Well-armed attackers

The insurgents who carried out the attack Wednesday were armed with military-grade weapons, including laser-guided rifles and hand grenades, said Col. Pramote Promin, a spokesman for the Thai military.

Some of the roughly 100 Thai navy personnel on the base were wounded in the fighting, he said, but none were killed. The military had received a tip about the attack and was "on full alert" when it happened, he added.

The military is now trying to track down wounded insurgents who fled from the clash, Pramote said after visiting the area.

He said that after a count at the base, the number of insurgents killed stood at 16, one fewer than the initial total he gave earlier Wednesday.

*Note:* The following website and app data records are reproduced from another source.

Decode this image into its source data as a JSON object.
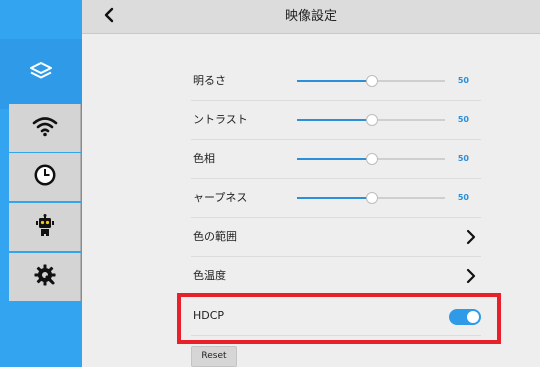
{
  "header": {
    "title": "映像設定",
    "back_icon": "chevron-left-icon"
  },
  "sidebar": {
    "items": [
      {
        "icon": "layers-icon",
        "active": true
      },
      {
        "icon": "wifi-icon",
        "active": false
      },
      {
        "icon": "clock-icon",
        "active": false
      },
      {
        "icon": "robot-icon",
        "active": false
      },
      {
        "icon": "gear-wrench-icon",
        "active": false
      }
    ]
  },
  "settings": {
    "sliders": [
      {
        "label": "明るさ",
        "value": "50",
        "level": 0.5
      },
      {
        "label": "ントラスト",
        "value": "50",
        "level": 0.5
      },
      {
        "label": "色相",
        "value": "50",
        "level": 0.5
      },
      {
        "label": "ャープネス",
        "value": "50",
        "level": 0.5
      }
    ],
    "links": [
      {
        "label": "色の範囲"
      },
      {
        "label": "色温度"
      }
    ],
    "hdcp": {
      "label": "HDCP",
      "enabled": true
    }
  },
  "reset_label": "Reset",
  "colors": {
    "accent": "#2f9be8",
    "sidebar": "#33a4f0",
    "highlight": "#e8202a"
  }
}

There was no word Wednesday from the elusive Muslim separatists, who don't usually claim responsibility for attacks they carry out.

Unrest linked to arrest

On Sunday, a roadside bomb in Yala province, which is next to Narathiwat, killed five Thai soldiers, authorities said.

Lt. Gen. Dithaporn Sasasmit, a spokesman for the Thai internal security operations command, said recently that the latest insurgent violence is related to the arrest of one of the separatist leaders in January.

"Every time when authorities can arrest or conduct raid operations to prevent possible attacks, they would try to show off and create some situations," Sasasmit said.

Human Rights Watch last year said that in 2011, insurgent groups targeted teachers they saw as symbols of state efforts to undermine Malay Muslim identity. The group said that Thai security forces have faced few consequences for abuses against Muslims.

ADVERTISEMENT
Part of complete coverage on
November 27, 2014 -- Updated 0059 GMT (0859 HKT)
Ferguson police officer Darren Wilson says he was just doing his "job right" when he shot and killed black teenager Michael Brown.
November 24, 2014 -- Updated 0118 GMT (0918 HKT)
The interior of the Formosa Boulevard Mass Rapid Transit Station in Kaohsiung, in southern Taiwan.
Stunning stations where your first priority won't be finding the nearest exit.
November 25, 2014 -- Updated 2318 GMT (0718 HKT)
Turkish President Recep Tayyip Erdogan says women's "nature is different," sparking fury.
November 24, 2014 -- Updated 1043 GMT (1843 HKT)
A 30-year-old woman has been charged with attempting to kill a baby police say spent five days down a drain before being discovered by cyclists.
November 21, 2014 -- Updated 0121 GMT (0921 HKT)
If it wasn't for a comic's skit, Bill Cosby would still be America's favorite father, says expert.
November 24, 2014 -- Updated 0051 GMT (0851 HKT)
Where do hip young things hang out in Taiwan?
November 21, 2014 -- Updated 1550 GMT (2350 HKT)
Obama orders the most sweeping overhaul of U.S. immigration in decades, prioritizing the deportation of "felons, not families."
November 18, 2014 -- Updated 2106 GMT (0506 HKT)
Fighters loyal to ISIS are now in control of Derna, a city on Libya's Mediterranean coast.
November 21, 2014 -- Updated 2319 GMT (0719 HKT)
China and likely other countries have the capacity to shut down the U.S. power grid, says the NSA.
November 19, 2014 -- Updated 1945 GMT (0345 HKT)
The founder of a U.S. nonprofit that works with returning soldiers is named CNN's Hero of the Year.
November 26, 2014 -- Updated 1557 GMT (2357 HKT)
Each day, CNN brings you an image capturing a moment to remember, defining the present in our changing world.
Browse through images from CNN teams around the world that you don't always see on news reports.
ADVERTISEMENT